— I think they account for them so; — but the rill

I’m sure is connected some way with Odille.

Moral.

Now then for a moral, which always arrives

At the end, like the honey bees take to their hives,

And the more one observes it the better one thrives. —

We have all heard it said in the course of our lives

‘Needs must when a certain old gentleman drives,’

’Tis the same with a lady, — if once she contrives

To get hold of the ribands, how vainly one strives

To escape from her lash, or to shake off her gyves.

Then let’s act like Count Otto, and while one survives

Succumb to our She–Saints — videlicet wives.

(Aside.)

That is if one has not a ‘good bunch of fives.’ —

(I can’t think how that last line escaped from my quill,

For I am sure it has nothing to do with Odille.)

Now young ladies to you! —

Don’t put on the shrew!

And don’t be surprised if your father looks blue

When you’re pert, and won’t act as he wants you to do!

Be sure that you never elope; — there are few, —

Believe me you’ll find what I say to be true, —

Who run restive, but find as they bake they must brew,

And come off at the last with ‘a hole in their shoe;’

Since not even Clapham, that sanctified ville,
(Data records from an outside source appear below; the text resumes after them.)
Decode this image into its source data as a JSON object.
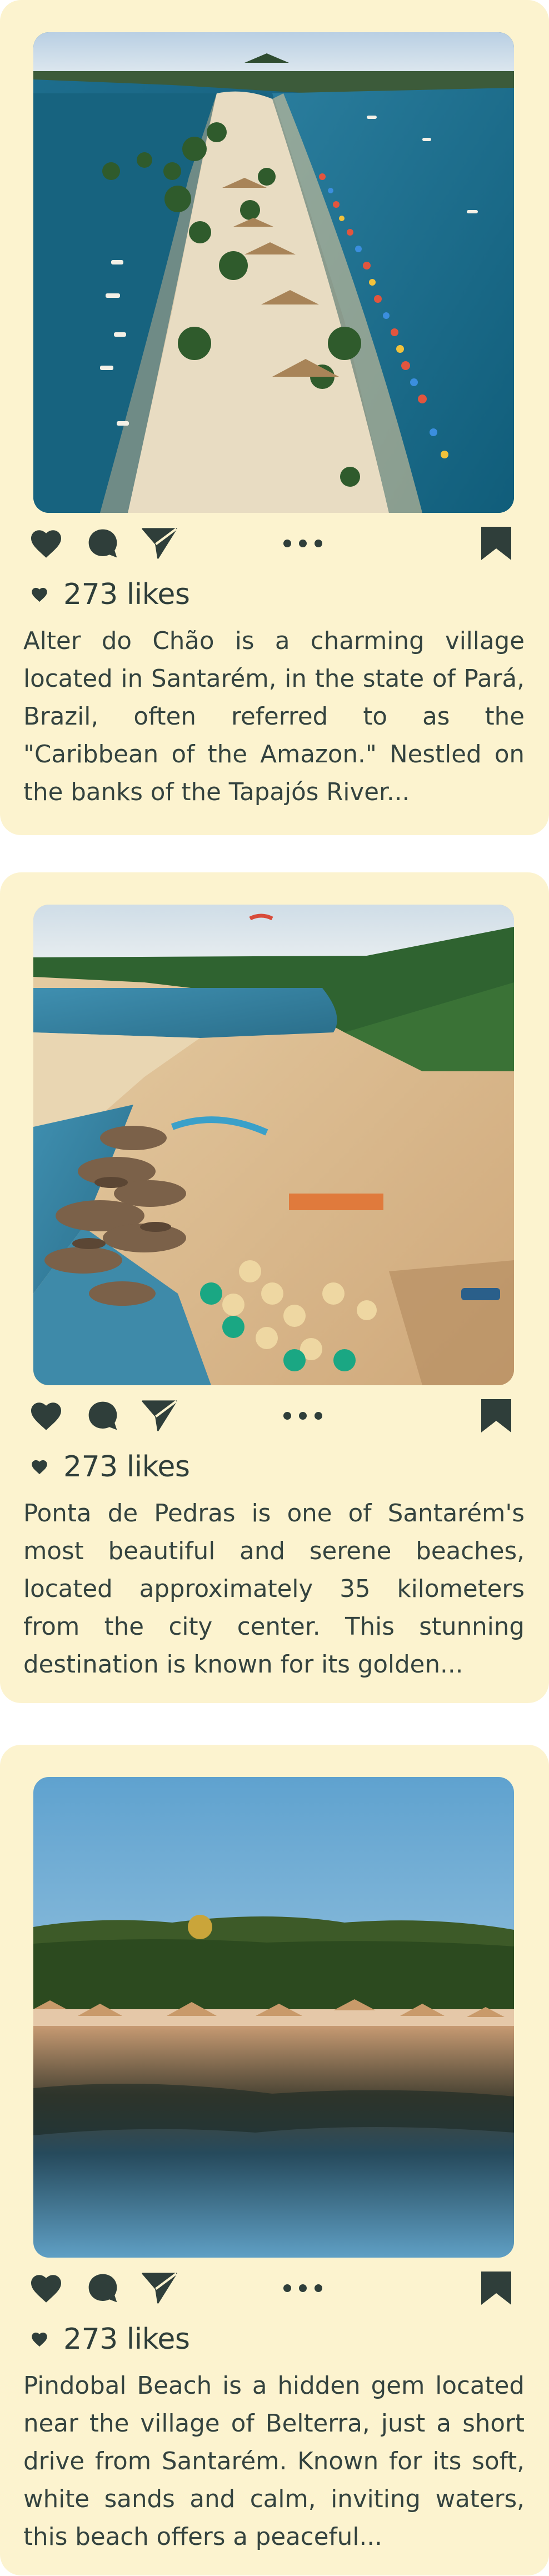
{
  "posts": [
    {
      "image_alt": "Alter do Chão",
      "likes": "273 likes",
      "caption": "Alter do Chão is a charming village located in Santarém, in the state of Pará, Brazil, often referred to as the \"Caribbean of the Amazon.\" Nestled on the banks of the Tapajós River..."
    },
    {
      "image_alt": "Ponta de Pedras",
      "likes": "273 likes",
      "caption": "Ponta de Pedras is one of Santarém's most beautiful and serene beaches, located approximately 35 kilometers from the city center. This stunning destination is known for its golden..."
    },
    {
      "image_alt": "Pindobal Beach",
      "likes": "273 likes",
      "caption": "Pindobal Beach is a hidden gem located near the village of Belterra, just a short drive from Santarém. Known for its soft, white sands and calm, inviting waters, this beach offers a peaceful..."
    }
  ],
  "icons": {
    "like": "heart-icon",
    "comment": "comment-icon",
    "share": "send-icon",
    "more": "more-dots-icon",
    "save": "bookmark-icon"
  },
  "colors": {
    "card_background": "#fcf3cf",
    "icon": "#2f3e3a",
    "text": "#34433f"
  }
}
Can produce enough Saints to save every Odille.

‘Nycolas, cytezyn of ye cyte of Pancraes, was borne of ryche and holye kynne.

And hys father was named Epiphanus, and hys moder Johane.’

He was born on a cold frosty morning, on the 6th of December, (upon which day his feast is still observed,) but in what anno Domini is not so clear; his baptismal register, together with that of his friend and colleague, St. Thomas at Hill, having been ‘lost in the great fire of London.’

St Nicholas was a great patron of mariners, and, saving your presence — of Thieves also, which honourable fraternity have long rejoiced in the appellation of his ‘Clerks.’ Cervantes’ story of Sancho’s detecting a sum of money in a swindler’s walking-stick, is merely a Spanish version of a ‘Lay of St. Nicholas,’ extant ‘in choice Italian’ a century before Honest Miguel was born.

http://ebooks.adelaide.edu.au/i/ingoldsby/thomas/ingoldsby_legends/chapter14.html

Last updated Monday, March 17, 2014 at 16:47